- [Data shown]:
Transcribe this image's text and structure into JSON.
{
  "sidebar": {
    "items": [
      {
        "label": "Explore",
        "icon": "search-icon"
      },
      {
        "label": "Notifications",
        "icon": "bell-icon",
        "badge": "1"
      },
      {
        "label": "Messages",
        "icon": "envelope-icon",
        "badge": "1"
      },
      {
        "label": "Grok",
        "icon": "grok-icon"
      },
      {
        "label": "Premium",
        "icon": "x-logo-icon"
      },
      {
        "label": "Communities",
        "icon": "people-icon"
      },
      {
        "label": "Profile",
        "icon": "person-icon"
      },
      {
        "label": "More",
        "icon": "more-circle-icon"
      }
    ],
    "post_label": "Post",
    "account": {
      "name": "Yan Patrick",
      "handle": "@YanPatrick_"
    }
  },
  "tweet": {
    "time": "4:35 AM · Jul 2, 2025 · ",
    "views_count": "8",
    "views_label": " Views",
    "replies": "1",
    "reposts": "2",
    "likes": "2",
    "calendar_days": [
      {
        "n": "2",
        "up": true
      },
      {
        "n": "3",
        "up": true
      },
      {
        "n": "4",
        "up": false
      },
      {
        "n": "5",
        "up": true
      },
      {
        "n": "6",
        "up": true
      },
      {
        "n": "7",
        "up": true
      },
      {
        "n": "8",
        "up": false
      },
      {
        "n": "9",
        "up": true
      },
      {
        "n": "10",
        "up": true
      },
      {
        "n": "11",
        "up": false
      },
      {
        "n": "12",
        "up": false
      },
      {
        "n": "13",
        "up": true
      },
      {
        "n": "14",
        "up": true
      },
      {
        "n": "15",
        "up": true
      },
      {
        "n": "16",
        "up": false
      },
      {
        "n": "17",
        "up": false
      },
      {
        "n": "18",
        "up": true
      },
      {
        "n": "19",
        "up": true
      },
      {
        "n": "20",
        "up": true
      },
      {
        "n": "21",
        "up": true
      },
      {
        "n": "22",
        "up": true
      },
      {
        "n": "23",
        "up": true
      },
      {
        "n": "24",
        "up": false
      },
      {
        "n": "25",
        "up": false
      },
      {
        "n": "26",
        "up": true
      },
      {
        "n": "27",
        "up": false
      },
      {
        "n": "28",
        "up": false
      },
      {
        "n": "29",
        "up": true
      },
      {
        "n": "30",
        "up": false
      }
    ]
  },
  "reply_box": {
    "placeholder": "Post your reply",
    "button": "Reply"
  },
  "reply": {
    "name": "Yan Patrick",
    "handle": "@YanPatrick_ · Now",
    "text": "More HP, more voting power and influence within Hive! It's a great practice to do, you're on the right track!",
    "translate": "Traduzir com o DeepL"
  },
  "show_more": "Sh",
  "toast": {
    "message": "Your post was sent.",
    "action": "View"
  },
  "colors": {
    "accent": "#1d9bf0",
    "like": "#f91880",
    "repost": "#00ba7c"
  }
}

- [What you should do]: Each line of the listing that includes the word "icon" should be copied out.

- [Task answer]:
        "icon": "search-icon"
        "icon": "bell-icon",
        "icon": "envelope-icon",
        "icon": "grok-icon"
        "icon": "x-logo-icon"
        "icon": "people-icon"
        "icon": "person-icon"
        "icon": "more-circle-icon"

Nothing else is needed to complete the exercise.